The county council's Labour group says it is planning to lobby against a move by seven different bodies to team up to sell properties.

As your Worcester News revealed two weeks ago, a major project is being planned which will see scores of unneeded properties belonging to councils, the police, NHS and fire service sold.

Labour claim the county council's Conservatives are trying to form a new company that it can sell off to the highest bidder.

It also says the move is too "short term" when better options could include renting out sites instead.

Councillor Richard Udall, from the group, said: "This is nothing more than a vehicle to carry off the county’s crown jewels and silver to form a company that will be sold off cheaply.

"This is daylight robbery, the council-owned farms alone are worth £20m and create an income each year to the county of £300,000.

"This is one of the county’s greatest assets seen as the jewel in crown and envy of other authorities.

"We have managed our estates efficiently and in a profitable way for years and the auditors over the years have only had praise for the council's stewardship.

"To cart off the assets in such a cavalier fashion is reckless and will leave the county penniless."

"We need to make it clear that Worcestershire is not for sale."

The criticism has been rejected by the Conservatives, which says having scores of empty buildings and unused assets is a waste of taxpayers' money.

The project is expected to include Worcester City Council, the NHS trust, West Mercia Police, Redditch Borough Council, the fire service and Warwickshire Police as partners.

By sharing space and selling unwanted assets, it is estimated to save the county council alone £49 million in maintenance costs over the next decade, and lead to a combined £118 million of sales.

Assets like the Guildhall, County Hall and Hindlip will be protected.

Councillor Adrian Hardman, county council leader, said: "When I first joined this council there was a strange culture of liking buildings, and trying to keep what we had, almost like some sense of civic pride.

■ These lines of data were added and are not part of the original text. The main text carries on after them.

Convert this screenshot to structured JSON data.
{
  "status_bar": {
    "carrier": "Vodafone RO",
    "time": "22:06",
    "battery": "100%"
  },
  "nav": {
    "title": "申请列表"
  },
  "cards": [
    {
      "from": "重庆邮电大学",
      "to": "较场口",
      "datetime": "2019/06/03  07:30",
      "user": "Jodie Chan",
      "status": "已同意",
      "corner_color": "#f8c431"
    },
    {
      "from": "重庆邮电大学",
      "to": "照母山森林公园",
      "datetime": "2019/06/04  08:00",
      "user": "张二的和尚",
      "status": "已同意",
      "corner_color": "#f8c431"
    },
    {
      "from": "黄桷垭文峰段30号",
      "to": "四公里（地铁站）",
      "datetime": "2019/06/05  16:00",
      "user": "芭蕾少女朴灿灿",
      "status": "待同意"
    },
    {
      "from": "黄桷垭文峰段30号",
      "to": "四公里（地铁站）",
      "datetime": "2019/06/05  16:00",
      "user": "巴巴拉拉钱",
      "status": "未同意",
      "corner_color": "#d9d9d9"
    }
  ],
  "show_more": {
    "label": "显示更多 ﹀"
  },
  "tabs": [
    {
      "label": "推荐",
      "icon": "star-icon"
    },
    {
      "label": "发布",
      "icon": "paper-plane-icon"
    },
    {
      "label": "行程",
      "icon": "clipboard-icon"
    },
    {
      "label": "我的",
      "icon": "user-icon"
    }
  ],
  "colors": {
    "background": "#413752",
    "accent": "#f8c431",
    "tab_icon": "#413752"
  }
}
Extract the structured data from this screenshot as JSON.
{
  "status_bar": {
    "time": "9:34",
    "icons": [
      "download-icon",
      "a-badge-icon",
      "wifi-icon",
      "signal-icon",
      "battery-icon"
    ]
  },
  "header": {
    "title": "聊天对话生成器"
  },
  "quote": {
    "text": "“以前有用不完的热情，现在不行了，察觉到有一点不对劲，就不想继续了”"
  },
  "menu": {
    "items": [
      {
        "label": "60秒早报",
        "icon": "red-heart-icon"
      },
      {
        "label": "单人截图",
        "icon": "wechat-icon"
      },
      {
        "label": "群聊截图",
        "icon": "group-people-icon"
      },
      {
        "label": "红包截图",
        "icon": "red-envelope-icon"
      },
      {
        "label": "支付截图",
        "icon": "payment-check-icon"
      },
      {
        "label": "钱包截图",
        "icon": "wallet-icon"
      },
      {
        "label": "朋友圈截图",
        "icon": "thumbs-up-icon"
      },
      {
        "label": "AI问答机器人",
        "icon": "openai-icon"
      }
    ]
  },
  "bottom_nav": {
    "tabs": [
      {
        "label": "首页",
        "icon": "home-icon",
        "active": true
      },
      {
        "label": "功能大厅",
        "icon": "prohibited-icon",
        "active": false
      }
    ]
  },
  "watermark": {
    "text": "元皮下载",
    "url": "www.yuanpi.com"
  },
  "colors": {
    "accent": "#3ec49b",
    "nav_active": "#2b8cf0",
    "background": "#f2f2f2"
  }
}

"We estimate this will save us £49 million in revenue alone over the next 10 years and that money will have a direct impact on funding the front line.

"It's an entirely sensible thing to do."